**ABOUT THIS EXERCISE**. Pull every line containing the word "content" out of the material below.

%%

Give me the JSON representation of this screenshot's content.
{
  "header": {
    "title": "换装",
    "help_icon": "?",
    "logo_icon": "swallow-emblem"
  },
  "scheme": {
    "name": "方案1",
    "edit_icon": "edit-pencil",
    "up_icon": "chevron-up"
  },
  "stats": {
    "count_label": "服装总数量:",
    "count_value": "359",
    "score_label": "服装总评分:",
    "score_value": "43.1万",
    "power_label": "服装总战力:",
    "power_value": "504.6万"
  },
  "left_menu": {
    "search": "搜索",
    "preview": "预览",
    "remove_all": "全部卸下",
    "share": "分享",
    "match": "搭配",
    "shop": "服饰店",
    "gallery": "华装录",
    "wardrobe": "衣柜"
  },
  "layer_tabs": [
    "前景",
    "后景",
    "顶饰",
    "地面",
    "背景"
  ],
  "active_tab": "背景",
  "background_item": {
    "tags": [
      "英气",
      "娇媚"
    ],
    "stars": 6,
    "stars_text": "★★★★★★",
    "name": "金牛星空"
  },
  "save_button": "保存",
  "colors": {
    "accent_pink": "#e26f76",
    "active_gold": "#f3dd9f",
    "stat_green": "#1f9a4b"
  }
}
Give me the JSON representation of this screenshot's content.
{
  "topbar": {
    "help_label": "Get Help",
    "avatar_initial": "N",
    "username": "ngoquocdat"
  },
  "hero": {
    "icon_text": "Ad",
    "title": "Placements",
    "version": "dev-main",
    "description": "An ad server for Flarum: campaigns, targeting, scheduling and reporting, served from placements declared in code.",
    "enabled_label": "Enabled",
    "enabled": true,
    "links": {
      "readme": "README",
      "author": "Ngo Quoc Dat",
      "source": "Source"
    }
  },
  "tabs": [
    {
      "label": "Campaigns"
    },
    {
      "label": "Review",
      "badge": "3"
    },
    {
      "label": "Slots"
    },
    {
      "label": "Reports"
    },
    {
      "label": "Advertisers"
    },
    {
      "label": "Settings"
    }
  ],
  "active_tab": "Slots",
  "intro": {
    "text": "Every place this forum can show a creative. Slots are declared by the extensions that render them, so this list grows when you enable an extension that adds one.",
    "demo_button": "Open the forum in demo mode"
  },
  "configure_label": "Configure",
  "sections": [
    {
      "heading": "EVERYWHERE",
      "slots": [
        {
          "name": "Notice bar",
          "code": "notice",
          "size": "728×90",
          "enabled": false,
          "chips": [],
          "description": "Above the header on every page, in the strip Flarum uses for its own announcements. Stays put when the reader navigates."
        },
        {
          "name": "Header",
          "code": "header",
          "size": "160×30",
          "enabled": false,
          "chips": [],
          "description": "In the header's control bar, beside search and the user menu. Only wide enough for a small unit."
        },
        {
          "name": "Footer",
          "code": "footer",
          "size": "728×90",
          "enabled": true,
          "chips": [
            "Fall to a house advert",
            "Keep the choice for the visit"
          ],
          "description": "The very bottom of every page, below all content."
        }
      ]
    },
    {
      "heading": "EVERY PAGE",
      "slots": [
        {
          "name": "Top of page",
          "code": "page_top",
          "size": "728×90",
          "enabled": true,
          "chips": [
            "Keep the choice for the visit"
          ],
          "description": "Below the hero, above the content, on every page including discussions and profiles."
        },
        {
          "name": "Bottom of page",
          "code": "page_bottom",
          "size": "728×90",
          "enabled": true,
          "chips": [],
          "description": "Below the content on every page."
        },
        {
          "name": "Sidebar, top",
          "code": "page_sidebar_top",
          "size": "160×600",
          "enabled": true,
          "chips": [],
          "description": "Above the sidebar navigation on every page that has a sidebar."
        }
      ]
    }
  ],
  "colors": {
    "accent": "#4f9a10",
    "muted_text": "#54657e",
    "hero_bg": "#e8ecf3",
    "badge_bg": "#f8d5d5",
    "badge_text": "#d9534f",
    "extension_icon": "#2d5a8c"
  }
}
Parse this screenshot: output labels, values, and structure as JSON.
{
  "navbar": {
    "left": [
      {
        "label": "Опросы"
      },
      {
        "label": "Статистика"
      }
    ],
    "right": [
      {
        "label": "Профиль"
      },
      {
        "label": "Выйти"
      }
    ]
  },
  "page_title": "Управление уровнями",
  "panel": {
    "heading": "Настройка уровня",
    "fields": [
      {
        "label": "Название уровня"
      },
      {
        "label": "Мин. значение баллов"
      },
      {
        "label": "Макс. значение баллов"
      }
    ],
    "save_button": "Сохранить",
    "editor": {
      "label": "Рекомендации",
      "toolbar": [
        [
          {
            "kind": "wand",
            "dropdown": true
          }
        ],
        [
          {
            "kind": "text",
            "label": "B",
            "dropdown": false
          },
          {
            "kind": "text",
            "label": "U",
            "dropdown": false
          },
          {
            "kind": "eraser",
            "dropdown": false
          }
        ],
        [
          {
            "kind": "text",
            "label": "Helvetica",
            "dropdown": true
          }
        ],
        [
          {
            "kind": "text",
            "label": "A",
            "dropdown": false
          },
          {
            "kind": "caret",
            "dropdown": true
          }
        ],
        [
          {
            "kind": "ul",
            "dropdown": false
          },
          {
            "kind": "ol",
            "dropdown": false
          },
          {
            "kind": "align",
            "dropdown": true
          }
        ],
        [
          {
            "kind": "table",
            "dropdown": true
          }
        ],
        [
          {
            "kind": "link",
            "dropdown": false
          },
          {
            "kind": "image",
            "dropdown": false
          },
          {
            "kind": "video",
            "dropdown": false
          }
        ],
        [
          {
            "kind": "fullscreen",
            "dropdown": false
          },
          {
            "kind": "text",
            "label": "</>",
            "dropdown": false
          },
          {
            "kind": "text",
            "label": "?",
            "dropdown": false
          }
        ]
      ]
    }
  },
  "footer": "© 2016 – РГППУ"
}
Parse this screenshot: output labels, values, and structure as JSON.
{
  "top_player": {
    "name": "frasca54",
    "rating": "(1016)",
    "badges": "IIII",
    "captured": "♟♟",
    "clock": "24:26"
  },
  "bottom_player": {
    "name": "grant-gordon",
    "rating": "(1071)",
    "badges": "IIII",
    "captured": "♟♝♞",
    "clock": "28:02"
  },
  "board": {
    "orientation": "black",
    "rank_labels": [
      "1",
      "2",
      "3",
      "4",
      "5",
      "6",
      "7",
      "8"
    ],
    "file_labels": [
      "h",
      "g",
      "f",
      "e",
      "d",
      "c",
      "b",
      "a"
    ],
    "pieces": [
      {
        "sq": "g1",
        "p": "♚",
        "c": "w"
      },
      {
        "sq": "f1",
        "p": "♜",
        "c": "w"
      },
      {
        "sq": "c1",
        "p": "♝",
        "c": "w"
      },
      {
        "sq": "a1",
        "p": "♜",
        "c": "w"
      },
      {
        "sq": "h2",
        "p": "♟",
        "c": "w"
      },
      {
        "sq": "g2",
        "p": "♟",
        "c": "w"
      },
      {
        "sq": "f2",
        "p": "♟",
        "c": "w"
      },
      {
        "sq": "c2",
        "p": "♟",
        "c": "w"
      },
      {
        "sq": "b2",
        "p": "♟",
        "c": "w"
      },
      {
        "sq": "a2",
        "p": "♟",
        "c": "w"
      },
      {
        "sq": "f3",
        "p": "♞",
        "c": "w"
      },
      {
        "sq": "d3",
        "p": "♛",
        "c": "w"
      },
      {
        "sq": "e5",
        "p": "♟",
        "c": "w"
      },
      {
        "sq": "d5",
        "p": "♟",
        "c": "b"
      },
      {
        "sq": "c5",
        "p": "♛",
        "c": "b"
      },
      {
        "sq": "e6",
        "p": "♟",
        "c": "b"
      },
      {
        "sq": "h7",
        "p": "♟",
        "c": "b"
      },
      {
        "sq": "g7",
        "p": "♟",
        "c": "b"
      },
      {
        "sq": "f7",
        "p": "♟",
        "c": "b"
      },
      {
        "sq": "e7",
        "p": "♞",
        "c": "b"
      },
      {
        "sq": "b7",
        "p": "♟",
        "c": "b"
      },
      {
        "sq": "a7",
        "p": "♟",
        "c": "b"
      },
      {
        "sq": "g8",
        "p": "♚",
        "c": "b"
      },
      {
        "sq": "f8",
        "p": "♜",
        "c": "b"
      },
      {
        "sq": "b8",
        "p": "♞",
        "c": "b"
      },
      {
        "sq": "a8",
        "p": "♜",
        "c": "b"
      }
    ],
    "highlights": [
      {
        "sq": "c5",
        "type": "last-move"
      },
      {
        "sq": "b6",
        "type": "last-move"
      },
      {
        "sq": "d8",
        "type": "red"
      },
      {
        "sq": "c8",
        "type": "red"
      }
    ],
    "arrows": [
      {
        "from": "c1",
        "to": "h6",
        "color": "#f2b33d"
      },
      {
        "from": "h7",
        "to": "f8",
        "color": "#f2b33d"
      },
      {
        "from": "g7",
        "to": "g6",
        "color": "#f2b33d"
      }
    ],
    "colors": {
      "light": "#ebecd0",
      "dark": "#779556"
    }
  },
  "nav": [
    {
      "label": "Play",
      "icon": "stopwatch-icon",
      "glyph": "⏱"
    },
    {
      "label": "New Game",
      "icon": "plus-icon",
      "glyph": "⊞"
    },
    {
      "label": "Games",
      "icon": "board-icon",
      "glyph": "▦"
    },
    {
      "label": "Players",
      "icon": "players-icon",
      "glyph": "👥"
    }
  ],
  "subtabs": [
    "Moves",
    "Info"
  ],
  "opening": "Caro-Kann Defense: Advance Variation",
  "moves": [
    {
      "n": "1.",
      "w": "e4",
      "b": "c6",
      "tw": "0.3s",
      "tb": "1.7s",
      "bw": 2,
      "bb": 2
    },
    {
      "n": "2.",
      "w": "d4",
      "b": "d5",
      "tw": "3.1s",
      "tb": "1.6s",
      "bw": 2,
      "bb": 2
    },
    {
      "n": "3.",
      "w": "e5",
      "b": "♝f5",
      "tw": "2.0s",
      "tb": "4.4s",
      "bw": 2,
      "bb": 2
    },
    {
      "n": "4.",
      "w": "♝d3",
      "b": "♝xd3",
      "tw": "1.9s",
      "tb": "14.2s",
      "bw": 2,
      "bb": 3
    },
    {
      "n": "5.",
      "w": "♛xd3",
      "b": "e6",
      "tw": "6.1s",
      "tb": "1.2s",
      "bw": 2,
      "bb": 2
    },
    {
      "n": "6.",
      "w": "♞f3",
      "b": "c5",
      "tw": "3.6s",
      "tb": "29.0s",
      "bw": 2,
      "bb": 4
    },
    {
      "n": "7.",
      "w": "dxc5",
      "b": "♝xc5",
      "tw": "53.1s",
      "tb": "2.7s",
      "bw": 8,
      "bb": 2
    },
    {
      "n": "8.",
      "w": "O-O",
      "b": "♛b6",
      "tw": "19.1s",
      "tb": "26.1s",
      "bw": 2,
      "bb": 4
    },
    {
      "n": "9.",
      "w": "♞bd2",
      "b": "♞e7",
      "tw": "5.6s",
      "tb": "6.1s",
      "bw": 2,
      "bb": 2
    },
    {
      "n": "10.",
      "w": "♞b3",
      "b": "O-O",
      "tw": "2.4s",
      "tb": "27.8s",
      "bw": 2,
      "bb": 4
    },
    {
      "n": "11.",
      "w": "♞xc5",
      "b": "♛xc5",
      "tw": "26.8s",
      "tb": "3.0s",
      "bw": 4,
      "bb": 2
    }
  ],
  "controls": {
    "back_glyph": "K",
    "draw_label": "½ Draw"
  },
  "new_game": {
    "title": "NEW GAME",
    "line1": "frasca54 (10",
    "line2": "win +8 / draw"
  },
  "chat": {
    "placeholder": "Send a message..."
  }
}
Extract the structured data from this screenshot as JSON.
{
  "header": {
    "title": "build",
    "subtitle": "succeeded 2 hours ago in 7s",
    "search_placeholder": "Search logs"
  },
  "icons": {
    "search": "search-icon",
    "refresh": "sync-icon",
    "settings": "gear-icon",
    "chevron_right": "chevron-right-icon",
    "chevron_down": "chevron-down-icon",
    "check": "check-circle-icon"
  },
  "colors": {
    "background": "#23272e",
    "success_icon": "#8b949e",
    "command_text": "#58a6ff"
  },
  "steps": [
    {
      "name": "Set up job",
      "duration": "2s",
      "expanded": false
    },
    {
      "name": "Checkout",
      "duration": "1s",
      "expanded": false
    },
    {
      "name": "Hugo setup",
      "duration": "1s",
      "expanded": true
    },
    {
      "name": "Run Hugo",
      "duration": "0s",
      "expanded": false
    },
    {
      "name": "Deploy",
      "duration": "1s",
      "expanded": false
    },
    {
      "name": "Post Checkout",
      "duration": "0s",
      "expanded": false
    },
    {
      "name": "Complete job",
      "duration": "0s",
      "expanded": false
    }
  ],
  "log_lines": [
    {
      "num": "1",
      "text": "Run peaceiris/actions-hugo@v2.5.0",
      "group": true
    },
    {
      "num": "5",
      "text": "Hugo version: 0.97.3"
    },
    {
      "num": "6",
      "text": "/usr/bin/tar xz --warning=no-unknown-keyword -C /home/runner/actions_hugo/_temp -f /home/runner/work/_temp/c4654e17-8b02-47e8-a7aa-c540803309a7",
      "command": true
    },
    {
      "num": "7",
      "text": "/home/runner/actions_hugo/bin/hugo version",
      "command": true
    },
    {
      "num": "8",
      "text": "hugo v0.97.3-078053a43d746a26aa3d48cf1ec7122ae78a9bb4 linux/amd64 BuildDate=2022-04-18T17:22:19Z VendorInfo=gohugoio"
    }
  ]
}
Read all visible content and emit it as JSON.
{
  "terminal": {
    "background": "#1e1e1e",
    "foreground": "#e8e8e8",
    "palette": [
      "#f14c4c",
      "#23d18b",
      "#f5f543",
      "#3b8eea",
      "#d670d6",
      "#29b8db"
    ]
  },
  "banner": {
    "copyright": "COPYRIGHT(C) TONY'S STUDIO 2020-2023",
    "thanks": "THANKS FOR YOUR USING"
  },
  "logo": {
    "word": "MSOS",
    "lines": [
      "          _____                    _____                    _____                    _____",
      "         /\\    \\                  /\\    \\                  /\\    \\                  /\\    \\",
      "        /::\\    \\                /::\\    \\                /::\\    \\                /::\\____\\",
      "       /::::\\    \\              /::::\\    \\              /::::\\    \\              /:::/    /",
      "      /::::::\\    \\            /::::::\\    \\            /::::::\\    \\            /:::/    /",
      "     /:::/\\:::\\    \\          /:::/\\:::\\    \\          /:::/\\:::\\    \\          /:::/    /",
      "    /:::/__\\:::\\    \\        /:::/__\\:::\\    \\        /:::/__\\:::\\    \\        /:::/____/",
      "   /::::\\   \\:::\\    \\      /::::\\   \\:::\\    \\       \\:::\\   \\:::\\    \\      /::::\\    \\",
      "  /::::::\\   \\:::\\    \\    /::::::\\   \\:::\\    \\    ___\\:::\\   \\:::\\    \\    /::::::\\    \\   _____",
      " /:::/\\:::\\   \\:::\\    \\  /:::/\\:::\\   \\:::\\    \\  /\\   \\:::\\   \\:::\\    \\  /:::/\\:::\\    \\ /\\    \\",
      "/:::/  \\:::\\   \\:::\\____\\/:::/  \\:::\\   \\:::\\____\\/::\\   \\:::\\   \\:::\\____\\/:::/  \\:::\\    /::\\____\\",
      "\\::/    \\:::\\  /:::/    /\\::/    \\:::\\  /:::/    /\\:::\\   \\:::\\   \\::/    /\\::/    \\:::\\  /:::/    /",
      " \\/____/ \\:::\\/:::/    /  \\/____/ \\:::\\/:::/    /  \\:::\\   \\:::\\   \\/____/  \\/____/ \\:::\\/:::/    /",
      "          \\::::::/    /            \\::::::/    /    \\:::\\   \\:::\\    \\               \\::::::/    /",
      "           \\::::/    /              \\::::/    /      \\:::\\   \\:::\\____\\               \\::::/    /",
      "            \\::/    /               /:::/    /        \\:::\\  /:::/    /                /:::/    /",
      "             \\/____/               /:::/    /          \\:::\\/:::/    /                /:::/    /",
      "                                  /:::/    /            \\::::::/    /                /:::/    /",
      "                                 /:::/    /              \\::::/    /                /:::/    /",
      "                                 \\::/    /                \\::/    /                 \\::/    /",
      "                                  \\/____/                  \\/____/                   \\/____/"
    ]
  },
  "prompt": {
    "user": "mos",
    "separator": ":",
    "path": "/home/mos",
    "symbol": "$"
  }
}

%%

**EXERCISE SOLUTION**.
Give me the JSON representation of this screenshot's content.
Give me the JSON representation of this screenshot's content.
          "description": "The very bottom of every page, below all content."
          "description": "Below the hero, above the content, on every page including discussions and profiles."
          "description": "Below the content on every page."
Read all visible content and emit it as JSON.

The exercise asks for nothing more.